» **EXERCISE INPUT**
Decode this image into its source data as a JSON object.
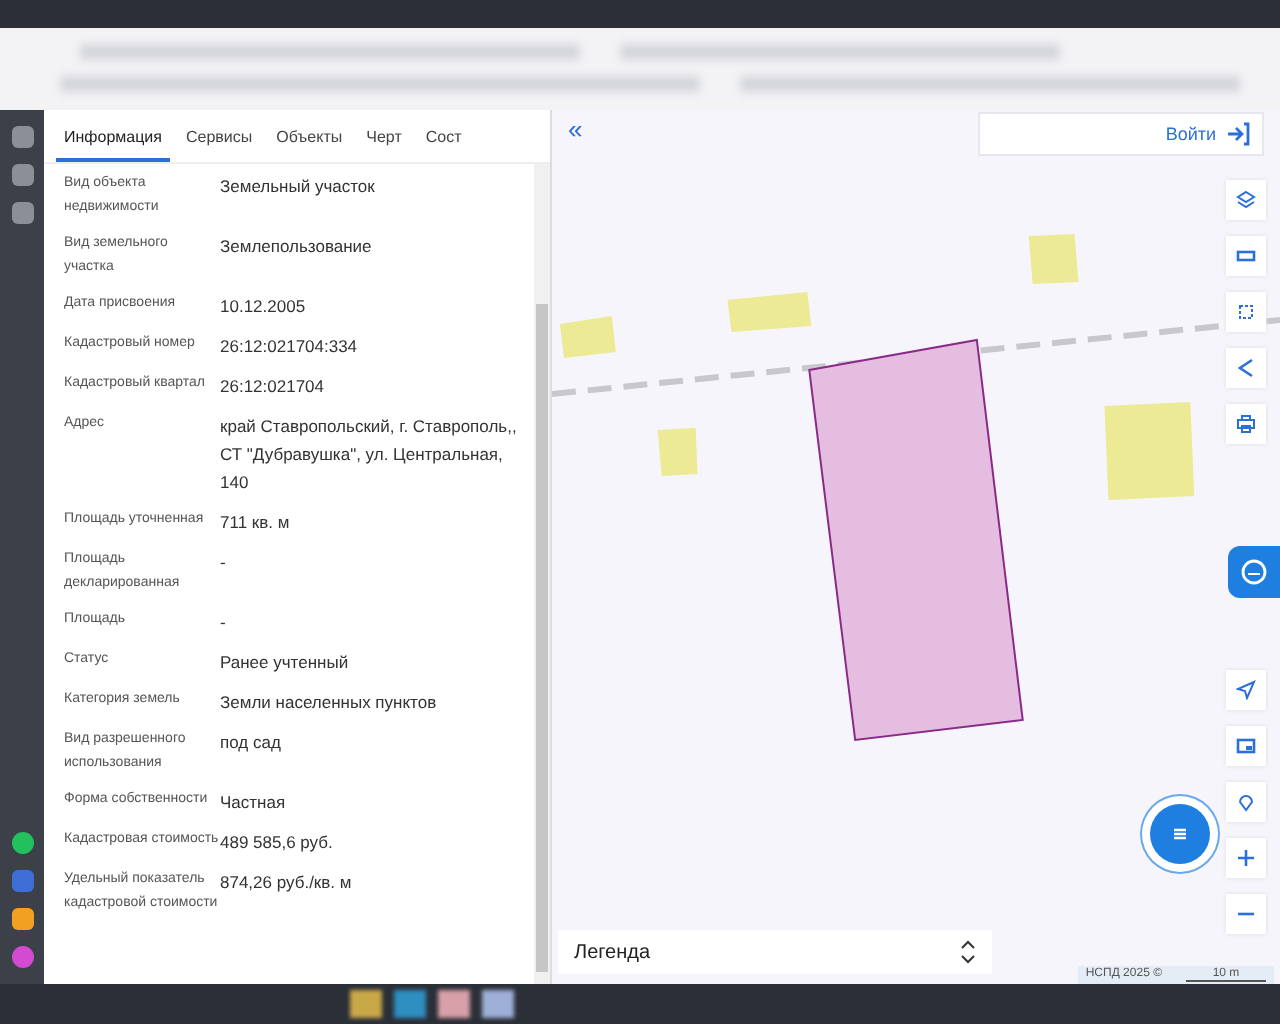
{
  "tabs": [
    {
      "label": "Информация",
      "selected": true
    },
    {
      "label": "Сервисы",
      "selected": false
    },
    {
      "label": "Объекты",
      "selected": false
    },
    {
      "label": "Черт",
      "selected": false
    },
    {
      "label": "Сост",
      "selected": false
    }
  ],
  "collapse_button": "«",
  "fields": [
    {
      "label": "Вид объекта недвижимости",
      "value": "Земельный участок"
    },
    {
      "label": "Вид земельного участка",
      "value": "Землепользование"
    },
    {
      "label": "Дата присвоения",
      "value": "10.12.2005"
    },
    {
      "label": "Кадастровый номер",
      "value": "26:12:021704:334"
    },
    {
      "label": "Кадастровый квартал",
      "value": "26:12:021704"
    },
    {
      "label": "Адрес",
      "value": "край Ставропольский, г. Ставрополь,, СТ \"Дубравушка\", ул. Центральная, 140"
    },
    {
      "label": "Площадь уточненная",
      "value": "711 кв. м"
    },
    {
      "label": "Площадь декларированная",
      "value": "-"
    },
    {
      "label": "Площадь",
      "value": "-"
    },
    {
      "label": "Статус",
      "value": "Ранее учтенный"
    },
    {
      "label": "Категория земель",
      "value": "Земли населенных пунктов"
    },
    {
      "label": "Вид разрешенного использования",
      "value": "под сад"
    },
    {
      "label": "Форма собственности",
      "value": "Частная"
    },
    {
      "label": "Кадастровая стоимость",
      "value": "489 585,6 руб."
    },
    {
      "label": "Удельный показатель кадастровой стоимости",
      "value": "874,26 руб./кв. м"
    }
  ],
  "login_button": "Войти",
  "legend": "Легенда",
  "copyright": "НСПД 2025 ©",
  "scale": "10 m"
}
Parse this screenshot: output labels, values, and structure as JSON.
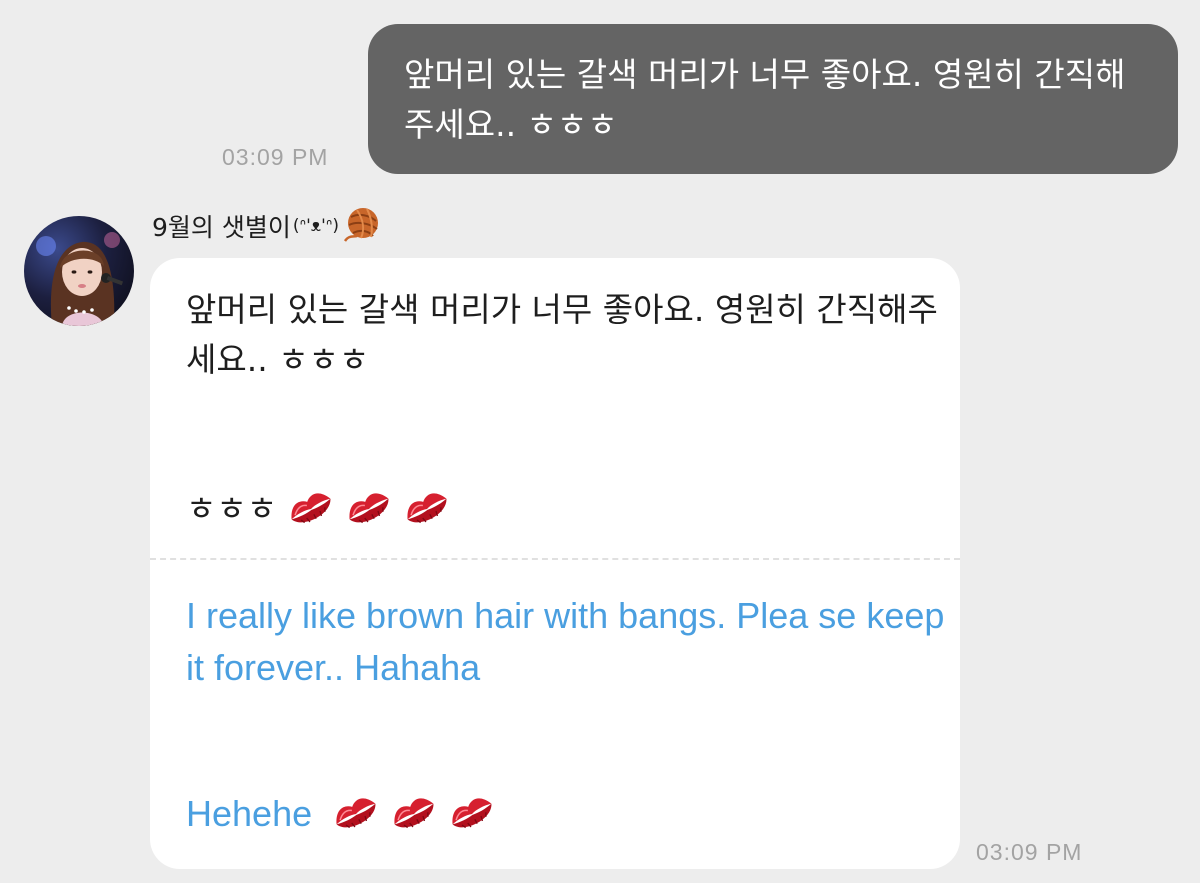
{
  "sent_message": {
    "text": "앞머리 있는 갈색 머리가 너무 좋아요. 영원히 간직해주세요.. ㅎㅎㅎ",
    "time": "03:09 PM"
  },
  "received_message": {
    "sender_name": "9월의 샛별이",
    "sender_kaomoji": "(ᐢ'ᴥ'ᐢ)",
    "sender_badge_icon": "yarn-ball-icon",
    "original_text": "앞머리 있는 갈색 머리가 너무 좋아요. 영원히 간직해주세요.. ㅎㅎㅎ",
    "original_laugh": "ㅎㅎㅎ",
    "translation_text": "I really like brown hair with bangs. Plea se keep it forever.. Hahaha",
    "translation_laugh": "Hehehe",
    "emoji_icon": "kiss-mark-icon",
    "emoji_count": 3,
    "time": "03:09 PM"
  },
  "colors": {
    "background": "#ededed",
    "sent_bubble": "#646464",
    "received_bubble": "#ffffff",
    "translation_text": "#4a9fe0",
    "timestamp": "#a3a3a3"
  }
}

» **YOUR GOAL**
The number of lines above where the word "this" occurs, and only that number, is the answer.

» **REPLY**
2